EXERCISE BRIEF: Your job is to copy every line in the material containing the word "icon".

PROVIDED DATA:

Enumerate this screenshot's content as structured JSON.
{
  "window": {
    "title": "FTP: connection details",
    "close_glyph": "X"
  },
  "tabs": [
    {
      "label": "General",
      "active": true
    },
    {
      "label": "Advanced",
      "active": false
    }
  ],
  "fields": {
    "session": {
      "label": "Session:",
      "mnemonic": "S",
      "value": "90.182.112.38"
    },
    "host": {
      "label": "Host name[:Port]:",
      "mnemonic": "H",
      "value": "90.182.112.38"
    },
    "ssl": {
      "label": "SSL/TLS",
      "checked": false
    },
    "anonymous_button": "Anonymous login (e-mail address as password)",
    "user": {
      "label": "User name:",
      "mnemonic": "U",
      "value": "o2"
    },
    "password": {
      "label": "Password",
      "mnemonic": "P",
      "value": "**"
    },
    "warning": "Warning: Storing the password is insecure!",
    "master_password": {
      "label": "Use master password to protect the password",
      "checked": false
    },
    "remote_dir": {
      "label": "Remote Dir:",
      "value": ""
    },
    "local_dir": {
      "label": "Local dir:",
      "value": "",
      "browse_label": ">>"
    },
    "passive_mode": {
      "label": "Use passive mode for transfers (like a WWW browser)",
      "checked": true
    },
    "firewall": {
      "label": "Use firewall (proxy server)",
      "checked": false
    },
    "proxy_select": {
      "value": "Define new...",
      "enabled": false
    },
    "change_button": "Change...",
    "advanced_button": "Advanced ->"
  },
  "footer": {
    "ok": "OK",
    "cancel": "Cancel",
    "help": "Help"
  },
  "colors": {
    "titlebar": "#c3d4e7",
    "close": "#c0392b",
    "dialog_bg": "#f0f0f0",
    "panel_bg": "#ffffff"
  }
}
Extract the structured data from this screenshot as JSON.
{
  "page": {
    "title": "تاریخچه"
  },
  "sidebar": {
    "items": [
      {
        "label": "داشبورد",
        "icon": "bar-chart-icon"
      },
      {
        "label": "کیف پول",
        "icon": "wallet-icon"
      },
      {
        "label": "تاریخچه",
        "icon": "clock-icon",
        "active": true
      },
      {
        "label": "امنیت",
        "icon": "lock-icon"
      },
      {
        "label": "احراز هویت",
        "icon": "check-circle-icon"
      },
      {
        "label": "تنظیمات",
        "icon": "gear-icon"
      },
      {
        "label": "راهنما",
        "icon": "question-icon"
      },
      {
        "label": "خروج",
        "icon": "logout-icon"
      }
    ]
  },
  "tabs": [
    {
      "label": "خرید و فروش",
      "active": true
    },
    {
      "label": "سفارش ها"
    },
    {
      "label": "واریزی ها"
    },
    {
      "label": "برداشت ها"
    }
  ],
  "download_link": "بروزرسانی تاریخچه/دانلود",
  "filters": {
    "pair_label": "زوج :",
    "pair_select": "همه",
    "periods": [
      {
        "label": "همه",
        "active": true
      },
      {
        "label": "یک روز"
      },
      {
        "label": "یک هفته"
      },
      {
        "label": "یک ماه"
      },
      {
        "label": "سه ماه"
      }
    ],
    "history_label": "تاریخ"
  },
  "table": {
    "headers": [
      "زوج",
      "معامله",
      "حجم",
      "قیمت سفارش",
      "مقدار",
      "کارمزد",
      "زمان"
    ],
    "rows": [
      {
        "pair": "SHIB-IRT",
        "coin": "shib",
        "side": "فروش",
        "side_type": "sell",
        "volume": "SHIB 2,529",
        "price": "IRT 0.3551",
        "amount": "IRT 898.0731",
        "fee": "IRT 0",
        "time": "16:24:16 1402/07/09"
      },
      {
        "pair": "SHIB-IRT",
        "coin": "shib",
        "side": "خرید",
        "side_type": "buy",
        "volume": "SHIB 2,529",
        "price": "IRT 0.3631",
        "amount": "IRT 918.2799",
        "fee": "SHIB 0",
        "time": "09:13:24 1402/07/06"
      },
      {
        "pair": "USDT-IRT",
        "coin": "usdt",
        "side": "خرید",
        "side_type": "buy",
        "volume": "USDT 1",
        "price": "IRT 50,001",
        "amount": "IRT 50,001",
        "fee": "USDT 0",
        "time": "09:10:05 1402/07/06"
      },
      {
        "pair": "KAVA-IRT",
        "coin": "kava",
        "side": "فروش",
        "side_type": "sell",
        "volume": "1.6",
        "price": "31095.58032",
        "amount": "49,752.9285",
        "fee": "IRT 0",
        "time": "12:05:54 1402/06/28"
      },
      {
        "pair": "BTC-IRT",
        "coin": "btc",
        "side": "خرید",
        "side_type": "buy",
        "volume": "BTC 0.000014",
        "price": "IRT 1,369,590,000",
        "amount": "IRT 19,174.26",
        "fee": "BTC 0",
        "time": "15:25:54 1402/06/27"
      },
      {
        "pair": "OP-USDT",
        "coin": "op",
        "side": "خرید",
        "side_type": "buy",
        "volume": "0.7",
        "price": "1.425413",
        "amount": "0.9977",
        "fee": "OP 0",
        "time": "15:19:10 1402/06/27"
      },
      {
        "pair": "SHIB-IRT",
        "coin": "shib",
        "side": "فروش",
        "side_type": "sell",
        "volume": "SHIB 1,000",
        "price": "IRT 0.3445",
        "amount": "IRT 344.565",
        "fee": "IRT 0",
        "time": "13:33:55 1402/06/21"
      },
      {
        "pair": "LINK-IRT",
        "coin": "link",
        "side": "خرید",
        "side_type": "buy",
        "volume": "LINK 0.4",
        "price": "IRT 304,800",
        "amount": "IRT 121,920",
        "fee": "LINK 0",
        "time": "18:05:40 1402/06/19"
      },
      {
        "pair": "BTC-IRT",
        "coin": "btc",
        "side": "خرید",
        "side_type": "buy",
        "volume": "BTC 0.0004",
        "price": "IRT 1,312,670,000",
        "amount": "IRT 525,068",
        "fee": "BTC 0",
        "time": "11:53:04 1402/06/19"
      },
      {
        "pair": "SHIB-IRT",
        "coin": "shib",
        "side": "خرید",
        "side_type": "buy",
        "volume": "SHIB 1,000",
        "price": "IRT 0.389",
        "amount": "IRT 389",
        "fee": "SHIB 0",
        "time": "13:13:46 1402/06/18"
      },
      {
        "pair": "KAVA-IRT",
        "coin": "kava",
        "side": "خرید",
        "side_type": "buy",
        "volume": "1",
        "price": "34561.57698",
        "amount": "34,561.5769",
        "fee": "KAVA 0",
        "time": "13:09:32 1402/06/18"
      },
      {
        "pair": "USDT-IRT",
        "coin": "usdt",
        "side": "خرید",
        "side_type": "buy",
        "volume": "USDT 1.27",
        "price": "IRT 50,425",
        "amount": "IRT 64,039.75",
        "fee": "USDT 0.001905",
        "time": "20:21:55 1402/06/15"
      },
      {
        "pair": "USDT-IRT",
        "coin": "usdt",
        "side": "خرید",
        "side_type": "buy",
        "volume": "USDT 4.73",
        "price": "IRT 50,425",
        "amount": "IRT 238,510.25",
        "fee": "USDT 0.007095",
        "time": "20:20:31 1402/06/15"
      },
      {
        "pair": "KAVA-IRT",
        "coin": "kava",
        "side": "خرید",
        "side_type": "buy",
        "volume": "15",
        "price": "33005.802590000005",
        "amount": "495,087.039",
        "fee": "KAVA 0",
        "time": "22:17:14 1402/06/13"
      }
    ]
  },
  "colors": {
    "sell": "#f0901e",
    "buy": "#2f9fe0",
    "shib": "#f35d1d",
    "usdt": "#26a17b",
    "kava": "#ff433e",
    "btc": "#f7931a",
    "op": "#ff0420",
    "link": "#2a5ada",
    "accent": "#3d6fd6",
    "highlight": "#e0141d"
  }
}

SOLUTION TO THIS PROBLEM:
        "icon": "bar-chart-icon"
        "icon": "wallet-icon"
        "icon": "clock-icon",
        "icon": "lock-icon"
        "icon": "check-circle-icon"
        "icon": "gear-icon"
        "icon": "question-icon"
        "icon": "logout-icon"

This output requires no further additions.